Input records:
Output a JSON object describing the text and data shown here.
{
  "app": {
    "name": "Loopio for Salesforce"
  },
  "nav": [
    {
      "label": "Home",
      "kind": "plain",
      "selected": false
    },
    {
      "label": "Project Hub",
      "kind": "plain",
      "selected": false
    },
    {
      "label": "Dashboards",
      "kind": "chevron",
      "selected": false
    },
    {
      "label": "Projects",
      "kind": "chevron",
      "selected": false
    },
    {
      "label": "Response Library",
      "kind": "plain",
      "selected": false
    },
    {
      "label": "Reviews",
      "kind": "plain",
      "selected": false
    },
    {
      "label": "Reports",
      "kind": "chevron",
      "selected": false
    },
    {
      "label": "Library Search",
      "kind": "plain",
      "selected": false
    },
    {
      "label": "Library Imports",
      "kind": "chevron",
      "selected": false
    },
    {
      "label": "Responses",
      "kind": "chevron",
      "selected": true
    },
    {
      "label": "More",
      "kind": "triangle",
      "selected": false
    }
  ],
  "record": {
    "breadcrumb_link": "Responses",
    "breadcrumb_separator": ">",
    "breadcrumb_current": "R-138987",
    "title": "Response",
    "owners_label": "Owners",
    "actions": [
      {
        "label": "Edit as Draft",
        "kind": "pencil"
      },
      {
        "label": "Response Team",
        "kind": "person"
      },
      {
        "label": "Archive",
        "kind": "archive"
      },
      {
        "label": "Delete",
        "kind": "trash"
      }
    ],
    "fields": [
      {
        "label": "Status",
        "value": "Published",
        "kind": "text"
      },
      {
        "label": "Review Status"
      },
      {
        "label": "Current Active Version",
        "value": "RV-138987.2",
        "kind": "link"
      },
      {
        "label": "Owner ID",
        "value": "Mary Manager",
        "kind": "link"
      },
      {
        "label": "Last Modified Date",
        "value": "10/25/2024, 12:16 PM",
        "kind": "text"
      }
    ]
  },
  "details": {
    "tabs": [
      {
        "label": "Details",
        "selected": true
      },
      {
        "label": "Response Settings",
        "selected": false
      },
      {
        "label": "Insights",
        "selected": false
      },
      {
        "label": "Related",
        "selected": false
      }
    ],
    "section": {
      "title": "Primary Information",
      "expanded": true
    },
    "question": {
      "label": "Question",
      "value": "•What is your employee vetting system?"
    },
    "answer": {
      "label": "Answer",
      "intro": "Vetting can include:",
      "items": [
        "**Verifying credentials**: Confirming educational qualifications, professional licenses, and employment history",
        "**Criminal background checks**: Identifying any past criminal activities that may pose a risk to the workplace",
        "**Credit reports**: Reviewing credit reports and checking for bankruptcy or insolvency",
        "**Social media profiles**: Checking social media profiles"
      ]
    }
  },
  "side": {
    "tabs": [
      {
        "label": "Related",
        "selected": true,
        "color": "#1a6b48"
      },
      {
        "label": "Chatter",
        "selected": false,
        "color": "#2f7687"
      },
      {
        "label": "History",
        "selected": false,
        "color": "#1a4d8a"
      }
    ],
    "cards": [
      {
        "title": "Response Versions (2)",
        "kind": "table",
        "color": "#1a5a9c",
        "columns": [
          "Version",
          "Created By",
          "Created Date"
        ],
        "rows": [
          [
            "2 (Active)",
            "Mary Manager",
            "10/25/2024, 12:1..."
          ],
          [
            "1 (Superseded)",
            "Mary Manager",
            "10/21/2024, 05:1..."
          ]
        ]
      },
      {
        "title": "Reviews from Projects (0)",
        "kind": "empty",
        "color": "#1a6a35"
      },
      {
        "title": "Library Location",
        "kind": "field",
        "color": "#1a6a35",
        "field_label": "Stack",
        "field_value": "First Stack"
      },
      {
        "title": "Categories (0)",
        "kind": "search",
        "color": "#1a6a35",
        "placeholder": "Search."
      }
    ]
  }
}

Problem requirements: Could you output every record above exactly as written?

Reply:
Output a JSON object describing the text and data shown here.
{
  "app": {
    "name": "Loopio for Salesforce"
  },
  "nav": [
    {
      "label": "Home",
      "kind": "plain",
      "selected": false
    },
    {
      "label": "Project Hub",
      "kind": "plain",
      "selected": false
    },
    {
      "label": "Dashboards",
      "kind": "chevron",
      "selected": false
    },
    {
      "label": "Projects",
      "kind": "chevron",
      "selected": false
    },
    {
      "label": "Response Library",
      "kind": "plain",
      "selected": false
    },
    {
      "label": "Reviews",
      "kind": "plain",
      "selected": false
    },
    {
      "label": "Reports",
      "kind": "chevron",
      "selected": false
    },
    {
      "label": "Library Search",
      "kind": "plain",
      "selected": false
    },
    {
      "label": "Library Imports",
      "kind": "chevron",
      "selected": false
    },
    {
      "label": "Responses",
      "kind": "chevron",
      "selected": true
    },
    {
      "label": "More",
      "kind": "triangle",
      "selected": false
    }
  ],
  "record": {
    "breadcrumb_link": "Responses",
    "breadcrumb_separator": ">",
    "breadcrumb_current": "R-138987",
    "title": "Response",
    "owners_label": "Owners",
    "actions": [
      {
        "label": "Edit as Draft",
        "kind": "pencil"
      },
      {
        "label": "Response Team",
        "kind": "person"
      },
      {
        "label": "Archive",
        "kind": "archive"
      },
      {
        "label": "Delete",
        "kind": "trash"
      }
    ],
    "fields": [
      {
        "label": "Status",
        "value": "Published",
        "kind": "text"
      },
      {
        "label": "Review Status"
      },
      {
        "label": "Current Active Version",
        "value": "RV-138987.2",
        "kind": "link"
      },
      {
        "label": "Owner ID",
        "value": "Mary Manager",
        "kind": "link"
      },
      {
        "label": "Last Modified Date",
        "value": "10/25/2024, 12:16 PM",
        "kind": "text"
      }
    ]
  },
  "details": {
    "tabs": [
      {
        "label": "Details",
        "selected": true
      },
      {
        "label": "Response Settings",
        "selected": false
      },
      {
        "label": "Insights",
        "selected": false
      },
      {
        "label": "Related",
        "selected": false
      }
    ],
    "section": {
      "title": "Primary Information",
      "expanded": true
    },
    "question": {
      "label": "Question",
      "value": "•What is your employee vetting system?"
    },
    "answer": {
      "label": "Answer",
      "intro": "Vetting can include:",
      "items": [
        "**Verifying credentials**: Confirming educational qualifications, professional licenses, and employment history",
        "**Criminal background checks**: Identifying any past criminal activities that may pose a risk to the workplace",
        "**Credit reports**: Reviewing credit reports and checking for bankruptcy or insolvency",
        "**Social media profiles**: Checking social media profiles"
      ]
    }
  },
  "side": {
    "tabs": [
      {
        "label": "Related",
        "selected": true,
        "color": "#1a6b48"
      },
      {
        "label": "Chatter",
        "selected": false,
        "color": "#2f7687"
      },
      {
        "label": "History",
        "selected": false,
        "color": "#1a4d8a"
      }
    ],
    "cards": [
      {
        "title": "Response Versions (2)",
        "kind": "table",
        "color": "#1a5a9c",
        "columns": [
          "Version",
          "Created By",
          "Created Date"
        ],
        "rows": [
          [
            "2 (Active)",
            "Mary Manager",
            "10/25/2024, 12:1..."
          ],
          [
            "1 (Superseded)",
            "Mary Manager",
            "10/21/2024, 05:1..."
          ]
        ]
      },
      {
        "title": "Reviews from Projects (0)",
        "kind": "empty",
        "color": "#1a6a35"
      },
      {
        "title": "Library Location",
        "kind": "field",
        "color": "#1a6a35",
        "field_label": "Stack",
        "field_value": "First Stack"
      },
      {
        "title": "Categories (0)",
        "kind": "search",
        "color": "#1a6a35",
        "placeholder": "Search."
      }
    ]
  }
}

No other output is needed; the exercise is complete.